» THE PROBLEM: Return every line from the records below in which the word "tree" is found.

» RECORD SET:
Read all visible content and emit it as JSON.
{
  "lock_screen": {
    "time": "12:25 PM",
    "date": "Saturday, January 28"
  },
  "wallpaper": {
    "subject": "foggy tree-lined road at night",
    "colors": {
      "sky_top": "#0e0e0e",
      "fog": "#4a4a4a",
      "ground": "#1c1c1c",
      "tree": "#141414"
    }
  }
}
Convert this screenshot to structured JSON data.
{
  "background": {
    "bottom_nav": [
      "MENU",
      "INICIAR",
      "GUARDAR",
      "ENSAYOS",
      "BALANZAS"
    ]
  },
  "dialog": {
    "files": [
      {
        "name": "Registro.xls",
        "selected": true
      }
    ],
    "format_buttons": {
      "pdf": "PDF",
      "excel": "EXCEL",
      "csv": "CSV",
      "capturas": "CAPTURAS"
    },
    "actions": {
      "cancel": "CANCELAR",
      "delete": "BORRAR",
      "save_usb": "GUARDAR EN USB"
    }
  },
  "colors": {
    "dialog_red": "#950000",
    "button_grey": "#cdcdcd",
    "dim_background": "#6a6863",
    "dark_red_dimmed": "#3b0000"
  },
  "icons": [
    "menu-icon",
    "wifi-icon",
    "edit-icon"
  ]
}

» EXERCISE OUTPUT:
    "subject": "foggy tree-lined road at night",
      "tree": "#141414"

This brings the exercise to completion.